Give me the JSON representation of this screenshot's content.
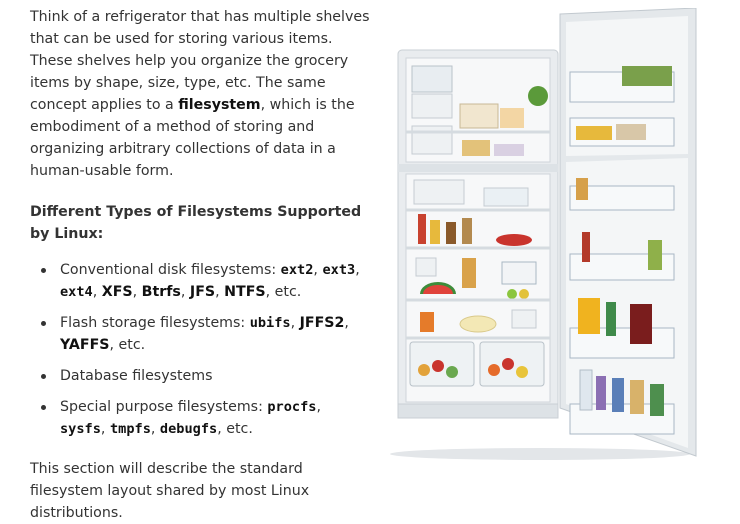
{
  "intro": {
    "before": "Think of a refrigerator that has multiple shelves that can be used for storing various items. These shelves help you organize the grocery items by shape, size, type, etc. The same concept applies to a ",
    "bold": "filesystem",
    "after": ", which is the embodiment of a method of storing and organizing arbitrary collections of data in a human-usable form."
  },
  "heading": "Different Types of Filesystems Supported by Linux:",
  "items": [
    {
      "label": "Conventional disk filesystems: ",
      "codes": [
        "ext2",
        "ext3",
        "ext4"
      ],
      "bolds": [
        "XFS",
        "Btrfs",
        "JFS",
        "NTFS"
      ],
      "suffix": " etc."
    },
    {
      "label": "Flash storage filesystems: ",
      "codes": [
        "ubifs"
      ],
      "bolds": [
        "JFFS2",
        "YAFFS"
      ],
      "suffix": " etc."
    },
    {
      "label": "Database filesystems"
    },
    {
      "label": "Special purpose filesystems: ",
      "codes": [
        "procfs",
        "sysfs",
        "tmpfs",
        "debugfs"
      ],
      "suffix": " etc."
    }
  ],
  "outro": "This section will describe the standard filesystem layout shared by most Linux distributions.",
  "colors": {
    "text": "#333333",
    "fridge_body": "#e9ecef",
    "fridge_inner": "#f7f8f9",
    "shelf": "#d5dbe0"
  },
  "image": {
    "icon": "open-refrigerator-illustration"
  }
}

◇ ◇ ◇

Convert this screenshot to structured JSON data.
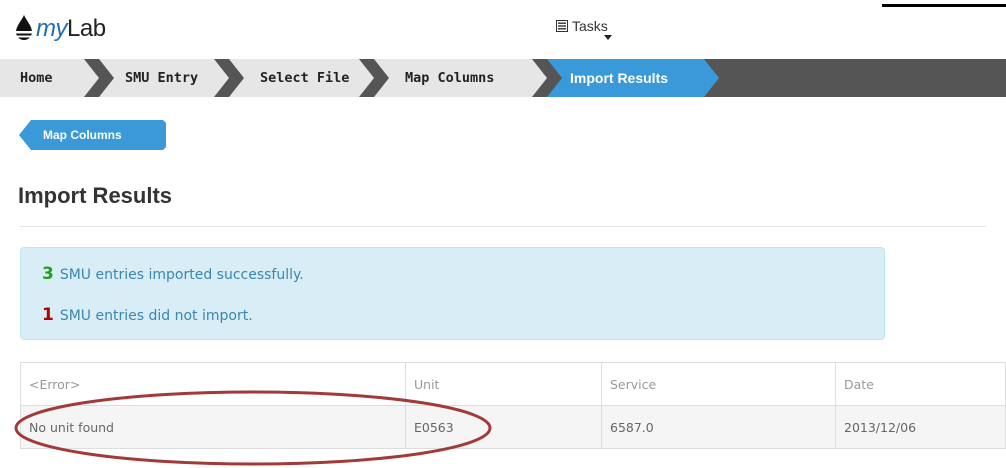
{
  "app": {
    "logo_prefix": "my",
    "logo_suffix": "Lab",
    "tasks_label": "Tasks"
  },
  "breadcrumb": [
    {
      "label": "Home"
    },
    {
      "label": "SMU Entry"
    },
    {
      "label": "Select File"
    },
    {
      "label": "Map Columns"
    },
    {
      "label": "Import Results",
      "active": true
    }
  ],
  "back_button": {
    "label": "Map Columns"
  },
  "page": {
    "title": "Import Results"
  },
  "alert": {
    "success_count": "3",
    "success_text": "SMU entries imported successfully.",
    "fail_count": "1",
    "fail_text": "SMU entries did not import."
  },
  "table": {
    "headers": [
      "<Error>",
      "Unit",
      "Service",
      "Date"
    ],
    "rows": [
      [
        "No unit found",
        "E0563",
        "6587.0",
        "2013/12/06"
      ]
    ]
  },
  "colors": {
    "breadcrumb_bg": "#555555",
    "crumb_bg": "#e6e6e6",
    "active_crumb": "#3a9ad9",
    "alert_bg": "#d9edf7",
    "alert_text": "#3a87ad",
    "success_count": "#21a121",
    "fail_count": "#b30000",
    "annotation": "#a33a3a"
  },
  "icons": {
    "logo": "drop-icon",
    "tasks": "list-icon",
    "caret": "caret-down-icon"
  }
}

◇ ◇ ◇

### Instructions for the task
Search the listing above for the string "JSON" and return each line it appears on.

### Exercise answer
Give me the JSON representation of this screenshot's content.
Convert this screenshot to structured JSON data.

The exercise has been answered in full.